--- START ---

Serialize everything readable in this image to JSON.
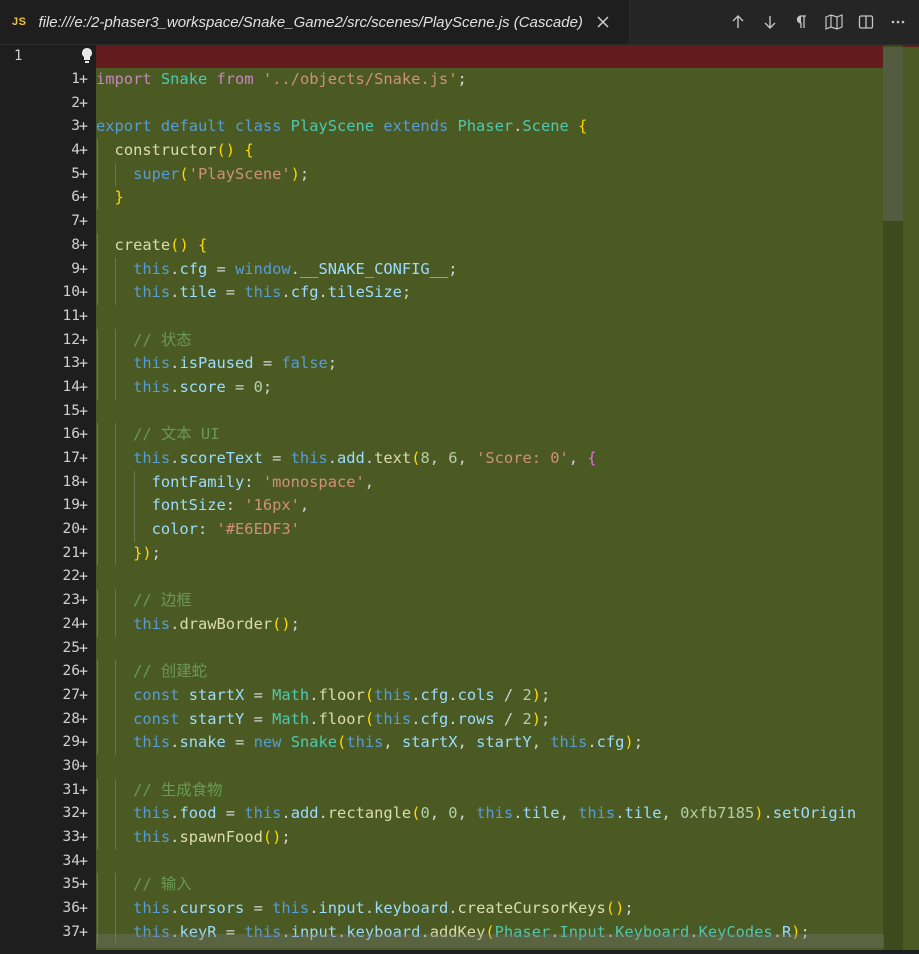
{
  "tab": {
    "lang_badge": "JS",
    "title": "file:///e:/2-phaser3_workspace/Snake_Game2/src/scenes/PlayScene.js (Cascade)"
  },
  "toolbar": {
    "icons": [
      "arrow-up-icon",
      "arrow-down-icon",
      "pilcrow-icon",
      "book-open-icon",
      "split-editor-icon",
      "more-icon"
    ]
  },
  "original": {
    "line_number": "1"
  },
  "diff_marker": "+",
  "code_lines": [
    {
      "n": "1",
      "t": "import Snake from '../objects/Snake.js';"
    },
    {
      "n": "2",
      "t": ""
    },
    {
      "n": "3",
      "t": "export default class PlayScene extends Phaser.Scene {"
    },
    {
      "n": "4",
      "t": "  constructor() {"
    },
    {
      "n": "5",
      "t": "    super('PlayScene');"
    },
    {
      "n": "6",
      "t": "  }"
    },
    {
      "n": "7",
      "t": ""
    },
    {
      "n": "8",
      "t": "  create() {"
    },
    {
      "n": "9",
      "t": "    this.cfg = window.__SNAKE_CONFIG__;"
    },
    {
      "n": "10",
      "t": "    this.tile = this.cfg.tileSize;"
    },
    {
      "n": "11",
      "t": ""
    },
    {
      "n": "12",
      "t": "    // 状态"
    },
    {
      "n": "13",
      "t": "    this.isPaused = false;"
    },
    {
      "n": "14",
      "t": "    this.score = 0;"
    },
    {
      "n": "15",
      "t": ""
    },
    {
      "n": "16",
      "t": "    // 文本 UI"
    },
    {
      "n": "17",
      "t": "    this.scoreText = this.add.text(8, 6, 'Score: 0', {"
    },
    {
      "n": "18",
      "t": "      fontFamily: 'monospace',"
    },
    {
      "n": "19",
      "t": "      fontSize: '16px',"
    },
    {
      "n": "20",
      "t": "      color: '#E6EDF3'"
    },
    {
      "n": "21",
      "t": "    });"
    },
    {
      "n": "22",
      "t": ""
    },
    {
      "n": "23",
      "t": "    // 边框"
    },
    {
      "n": "24",
      "t": "    this.drawBorder();"
    },
    {
      "n": "25",
      "t": ""
    },
    {
      "n": "26",
      "t": "    // 创建蛇"
    },
    {
      "n": "27",
      "t": "    const startX = Math.floor(this.cfg.cols / 2);"
    },
    {
      "n": "28",
      "t": "    const startY = Math.floor(this.cfg.rows / 2);"
    },
    {
      "n": "29",
      "t": "    this.snake = new Snake(this, startX, startY, this.cfg);"
    },
    {
      "n": "30",
      "t": ""
    },
    {
      "n": "31",
      "t": "    // 生成食物"
    },
    {
      "n": "32",
      "t": "    this.food = this.add.rectangle(0, 0, this.tile, this.tile, 0xfb7185).setOrigin"
    },
    {
      "n": "33",
      "t": "    this.spawnFood();"
    },
    {
      "n": "34",
      "t": ""
    },
    {
      "n": "35",
      "t": "    // 输入"
    },
    {
      "n": "36",
      "t": "    this.cursors = this.input.keyboard.createCursorKeys();"
    },
    {
      "n": "37",
      "t": "    this.keyR = this.input.keyboard.addKey(Phaser.Input.Keyboard.KeyCodes.R);"
    }
  ],
  "colors": {
    "added_bg": "#4b5a23",
    "removed_bg": "#631c1e",
    "editor_bg": "#1e1e1e",
    "js_badge": "#f0c24a"
  }
}
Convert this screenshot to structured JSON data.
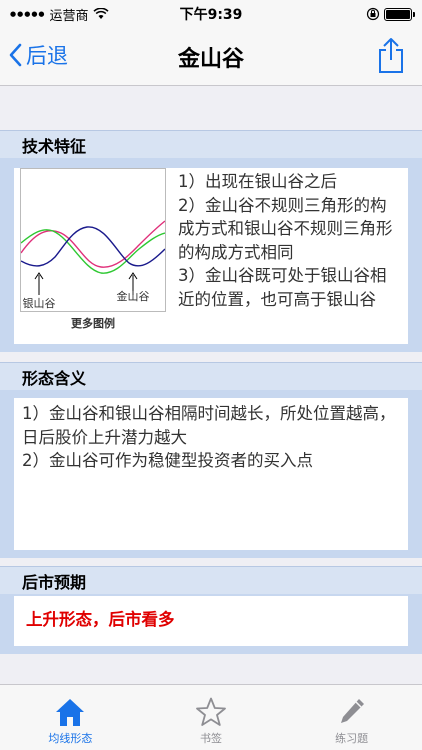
{
  "status_bar": {
    "carrier": "运营商",
    "time": "下午9:39"
  },
  "nav": {
    "back_label": "后退",
    "title": "金山谷"
  },
  "sections": {
    "features": {
      "header": "技术特征",
      "chart_labels": [
        "银山谷",
        "金山谷"
      ],
      "more_link": "更多图例",
      "text": "1）出现在银山谷之后\n2）金山谷不规则三角形的构成方式和银山谷不规则三角形的构成方式相同\n3）金山谷既可处于银山谷相近的位置，也可高于银山谷"
    },
    "meaning": {
      "header": "形态含义",
      "text": "1）金山谷和银山谷相隔时间越长，所处位置越高，日后股价上升潜力越大\n2）金山谷可作为稳健型投资者的买入点"
    },
    "outlook": {
      "header": "后市预期",
      "text": "上升形态，后市看多"
    }
  },
  "tabs": [
    {
      "label": "均线形态",
      "icon": "home-icon",
      "active": true
    },
    {
      "label": "书签",
      "icon": "star-icon",
      "active": false
    },
    {
      "label": "练习题",
      "icon": "pencil-icon",
      "active": false
    }
  ],
  "colors": {
    "accent": "#1a73e8",
    "outlook_text": "#e00000",
    "section_bg": "#c7d7ef",
    "line_red": "#e0307a",
    "line_green": "#2ec832",
    "line_navy": "#1a1a8c"
  }
}
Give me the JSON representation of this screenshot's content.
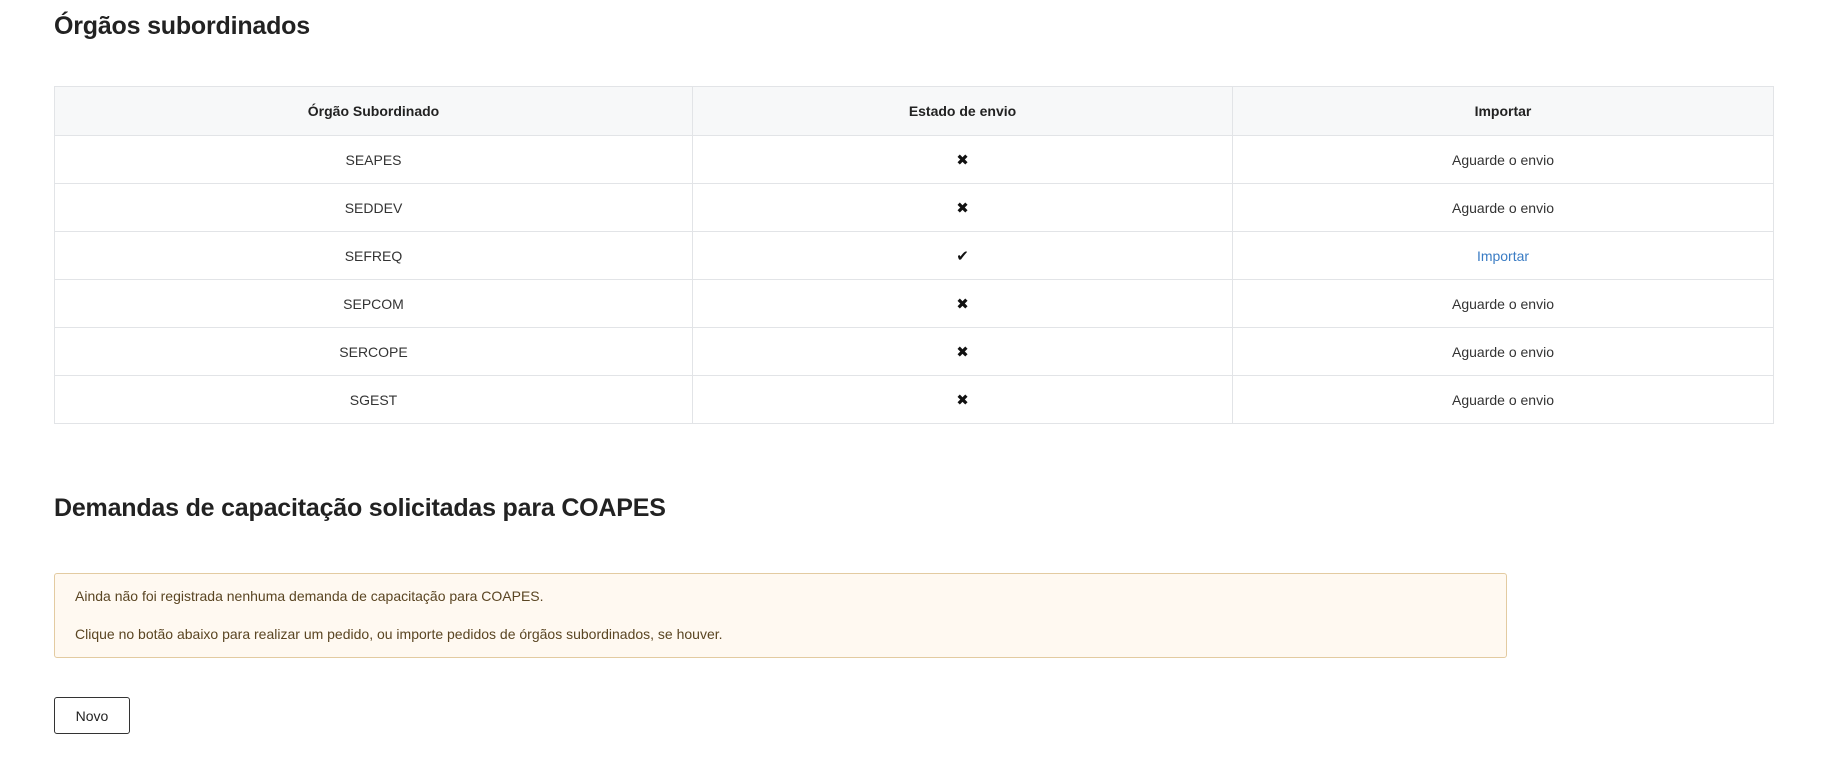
{
  "orgaos_section": {
    "title": "Órgãos subordinados",
    "columns": [
      "Órgão Subordinado",
      "Estado de envio",
      "Importar"
    ],
    "rows": [
      {
        "orgao": "SEAPES",
        "estado": "✖",
        "importar": "Aguarde o envio",
        "importar_is_link": false
      },
      {
        "orgao": "SEDDEV",
        "estado": "✖",
        "importar": "Aguarde o envio",
        "importar_is_link": false
      },
      {
        "orgao": "SEFREQ",
        "estado": "✔",
        "importar": "Importar",
        "importar_is_link": true
      },
      {
        "orgao": "SEPCOM",
        "estado": "✖",
        "importar": "Aguarde o envio",
        "importar_is_link": false
      },
      {
        "orgao": "SERCOPE",
        "estado": "✖",
        "importar": "Aguarde o envio",
        "importar_is_link": false
      },
      {
        "orgao": "SGEST",
        "estado": "✖",
        "importar": "Aguarde o envio",
        "importar_is_link": false
      }
    ]
  },
  "demandas_section": {
    "title": "Demandas de capacitação solicitadas para COAPES",
    "alert_line1": "Ainda não foi registrada nenhuma demanda de capacitação para COAPES.",
    "alert_line2": "Clique no botão abaixo para realizar um pedido, ou importe pedidos de órgãos subordinados, se houver.",
    "new_button_label": "Novo"
  },
  "colors": {
    "link": "#3a7cc4",
    "alert_bg": "#fff9f1",
    "alert_border": "#e3cba1",
    "alert_text": "#5a4522"
  }
}
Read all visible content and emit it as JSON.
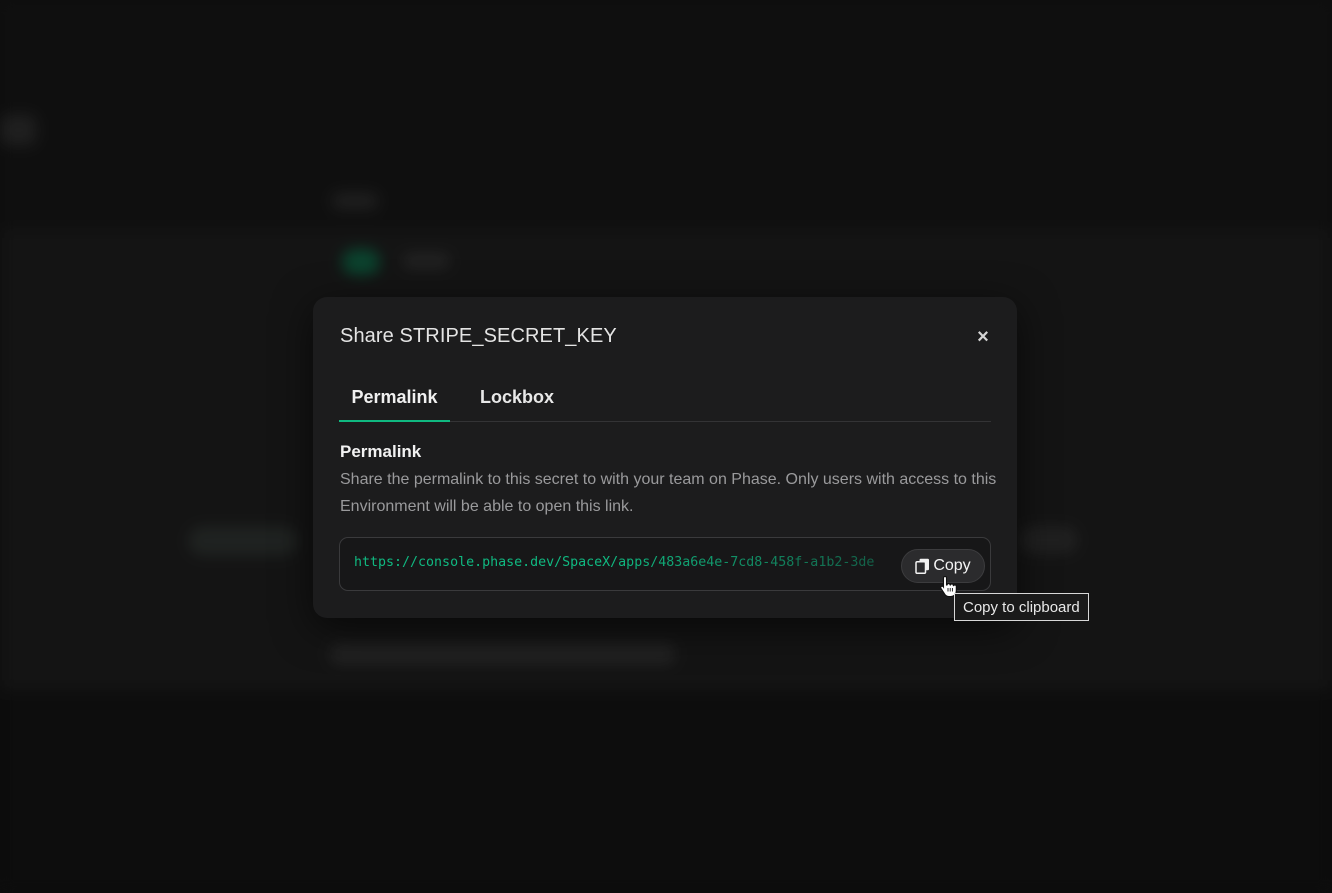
{
  "modal": {
    "title": "Share STRIPE_SECRET_KEY",
    "close_glyph": "×",
    "tabs": [
      {
        "label": "Permalink",
        "active": true
      },
      {
        "label": "Lockbox",
        "active": false
      }
    ],
    "permalink": {
      "heading": "Permalink",
      "description": "Share the permalink to this secret to with your team on Phase. Only users with access to this Environment will be able to open this link.",
      "url": "https://console.phase.dev/SpaceX/apps/483a6e4e-7cd8-458f-a1b2-3de",
      "copy_label": "Copy",
      "copy_tooltip": "Copy to clipboard"
    }
  },
  "icons": {
    "close": "close-icon",
    "copy": "copy-icon",
    "cursor": "hand-pointer-icon"
  },
  "colors": {
    "accent": "#10b981",
    "modal_bg": "#1c1c1d",
    "page_bg": "#121212"
  }
}
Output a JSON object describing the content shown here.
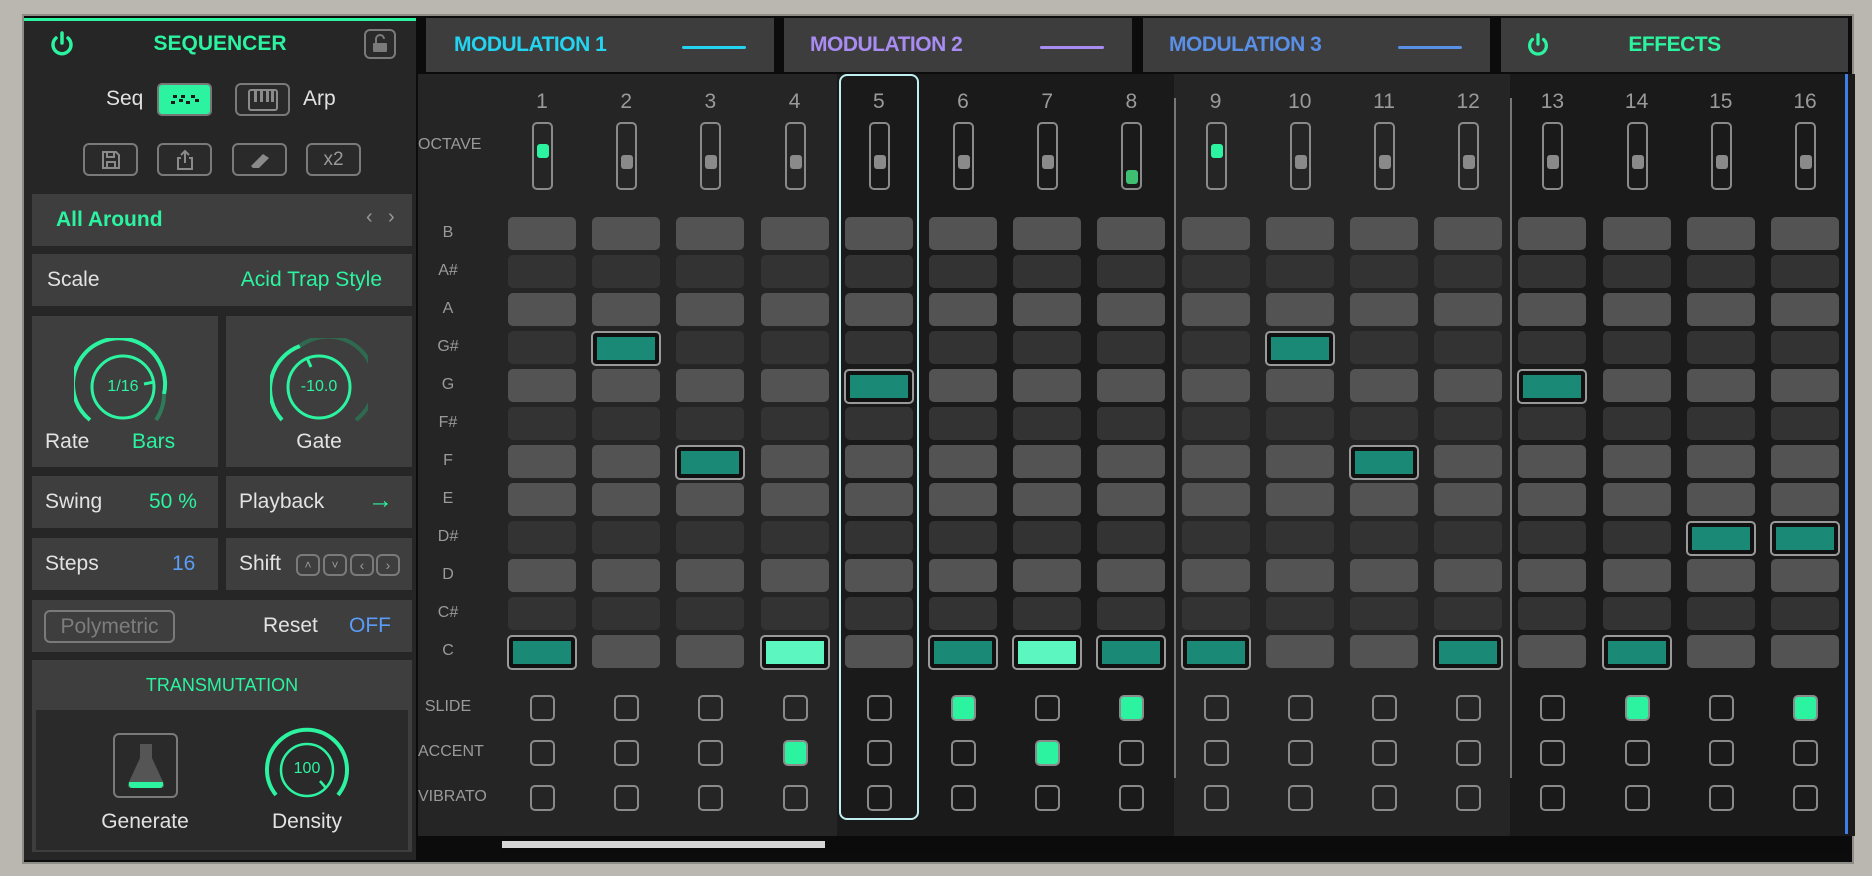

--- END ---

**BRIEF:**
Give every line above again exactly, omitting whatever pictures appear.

**RESULT:**
Serialize everything readable in this image to JSON.
{
  "tab": {
    "lang_badge": "JS",
    "title": "file:///e:/2-phaser3_workspace/Snake_Game2/src/scenes/PlayScene.js (Cascade)"
  },
  "toolbar": {
    "icons": [
      "arrow-up-icon",
      "arrow-down-icon",
      "pilcrow-icon",
      "book-open-icon",
      "split-editor-icon",
      "more-icon"
    ]
  },
  "original": {
    "line_number": "1"
  },
  "diff_marker": "+",
  "code_lines": [
    {
      "n": "1",
      "t": "import Snake from '../objects/Snake.js';"
    },
    {
      "n": "2",
      "t": ""
    },
    {
      "n": "3",
      "t": "export default class PlayScene extends Phaser.Scene {"
    },
    {
      "n": "4",
      "t": "  constructor() {"
    },
    {
      "n": "5",
      "t": "    super('PlayScene');"
    },
    {
      "n": "6",
      "t": "  }"
    },
    {
      "n": "7",
      "t": ""
    },
    {
      "n": "8",
      "t": "  create() {"
    },
    {
      "n": "9",
      "t": "    this.cfg = window.__SNAKE_CONFIG__;"
    },
    {
      "n": "10",
      "t": "    this.tile = this.cfg.tileSize;"
    },
    {
      "n": "11",
      "t": ""
    },
    {
      "n": "12",
      "t": "    // 状态"
    },
    {
      "n": "13",
      "t": "    this.isPaused = false;"
    },
    {
      "n": "14",
      "t": "    this.score = 0;"
    },
    {
      "n": "15",
      "t": ""
    },
    {
      "n": "16",
      "t": "    // 文本 UI"
    },
    {
      "n": "17",
      "t": "    this.scoreText = this.add.text(8, 6, 'Score: 0', {"
    },
    {
      "n": "18",
      "t": "      fontFamily: 'monospace',"
    },
    {
      "n": "19",
      "t": "      fontSize: '16px',"
    },
    {
      "n": "20",
      "t": "      color: '#E6EDF3'"
    },
    {
      "n": "21",
      "t": "    });"
    },
    {
      "n": "22",
      "t": ""
    },
    {
      "n": "23",
      "t": "    // 边框"
    },
    {
      "n": "24",
      "t": "    this.drawBorder();"
    },
    {
      "n": "25",
      "t": ""
    },
    {
      "n": "26",
      "t": "    // 创建蛇"
    },
    {
      "n": "27",
      "t": "    const startX = Math.floor(this.cfg.cols / 2);"
    },
    {
      "n": "28",
      "t": "    const startY = Math.floor(this.cfg.rows / 2);"
    },
    {
      "n": "29",
      "t": "    this.snake = new Snake(this, startX, startY, this.cfg);"
    },
    {
      "n": "30",
      "t": ""
    },
    {
      "n": "31",
      "t": "    // 生成食物"
    },
    {
      "n": "32",
      "t": "    this.food = this.add.rectangle(0, 0, this.tile, this.tile, 0xfb7185).setOrigin"
    },
    {
      "n": "33",
      "t": "    this.spawnFood();"
    },
    {
      "n": "34",
      "t": ""
    },
    {
      "n": "35",
      "t": "    // 输入"
    },
    {
      "n": "36",
      "t": "    this.cursors = this.input.keyboard.createCursorKeys();"
    },
    {
      "n": "37",
      "t": "    this.keyR = this.input.keyboard.addKey(Phaser.Input.Keyboard.KeyCodes.R);"
    }
  ],
  "colors": {
    "added_bg": "#4b5a23",
    "removed_bg": "#631c1e",
    "editor_bg": "#1e1e1e",
    "js_badge": "#f0c24a"
  }
}
Convert this screenshot to structured JSON data.
{
  "status_bar": {
    "carrier": "运营商",
    "time": "下午9:39"
  },
  "nav": {
    "back_label": "后退",
    "title": "金山谷"
  },
  "sections": {
    "features": {
      "header": "技术特征",
      "chart_labels": [
        "银山谷",
        "金山谷"
      ],
      "more_link": "更多图例",
      "text": "1）出现在银山谷之后\n2）金山谷不规则三角形的构成方式和银山谷不规则三角形的构成方式相同\n3）金山谷既可处于银山谷相近的位置，也可高于银山谷"
    },
    "meaning": {
      "header": "形态含义",
      "text": "1）金山谷和银山谷相隔时间越长，所处位置越高，日后股价上升潜力越大\n2）金山谷可作为稳健型投资者的买入点"
    },
    "outlook": {
      "header": "后市预期",
      "text": "上升形态，后市看多"
    }
  },
  "tabs": [
    {
      "label": "均线形态",
      "icon": "home-icon",
      "active": true
    },
    {
      "label": "书签",
      "icon": "star-icon",
      "active": false
    },
    {
      "label": "练习题",
      "icon": "pencil-icon",
      "active": false
    }
  ],
  "colors": {
    "accent": "#1a73e8",
    "outlook_text": "#e00000",
    "section_bg": "#c7d7ef",
    "line_red": "#e0307a",
    "line_green": "#2ec832",
    "line_navy": "#1a1a8c"
  }
}
Give me the JSON representation of this screenshot's content.
{
  "orgaos_section": {
    "title": "Órgãos subordinados",
    "columns": [
      "Órgão Subordinado",
      "Estado de envio",
      "Importar"
    ],
    "rows": [
      {
        "orgao": "SEAPES",
        "estado": "✖",
        "importar": "Aguarde o envio",
        "importar_is_link": false
      },
      {
        "orgao": "SEDDEV",
        "estado": "✖",
        "importar": "Aguarde o envio",
        "importar_is_link": false
      },
      {
        "orgao": "SEFREQ",
        "estado": "✔",
        "importar": "Importar",
        "importar_is_link": true
      },
      {
        "orgao": "SEPCOM",
        "estado": "✖",
        "importar": "Aguarde o envio",
        "importar_is_link": false
      },
      {
        "orgao": "SERCOPE",
        "estado": "✖",
        "importar": "Aguarde o envio",
        "importar_is_link": false
      },
      {
        "orgao": "SGEST",
        "estado": "✖",
        "importar": "Aguarde o envio",
        "importar_is_link": false
      }
    ]
  },
  "demandas_section": {
    "title": "Demandas de capacitação solicitadas para COAPES",
    "alert_line1": "Ainda não foi registrada nenhuma demanda de capacitação para COAPES.",
    "alert_line2": "Clique no botão abaixo para realizar um pedido, ou importe pedidos de órgãos subordinados, se houver.",
    "new_button_label": "Novo"
  },
  "colors": {
    "link": "#3a7cc4",
    "alert_bg": "#fff9f1",
    "alert_border": "#e3cba1",
    "alert_text": "#5a4522"
  }
}
Read all visible content and emit it as JSON.
{
  "modal": {
    "title": "Share STRIPE_SECRET_KEY",
    "close_glyph": "×",
    "tabs": [
      {
        "label": "Permalink",
        "active": true
      },
      {
        "label": "Lockbox",
        "active": false
      }
    ],
    "permalink": {
      "heading": "Permalink",
      "description": "Share the permalink to this secret to with your team on Phase. Only users with access to this Environment will be able to open this link.",
      "url": "https://console.phase.dev/SpaceX/apps/483a6e4e-7cd8-458f-a1b2-3de",
      "copy_label": "Copy",
      "copy_tooltip": "Copy to clipboard"
    }
  },
  "icons": {
    "close": "close-icon",
    "copy": "copy-icon",
    "cursor": "hand-pointer-icon"
  },
  "colors": {
    "accent": "#10b981",
    "modal_bg": "#1c1c1d",
    "page_bg": "#121212"
  }
}
Output a JSON object describing the content shown here.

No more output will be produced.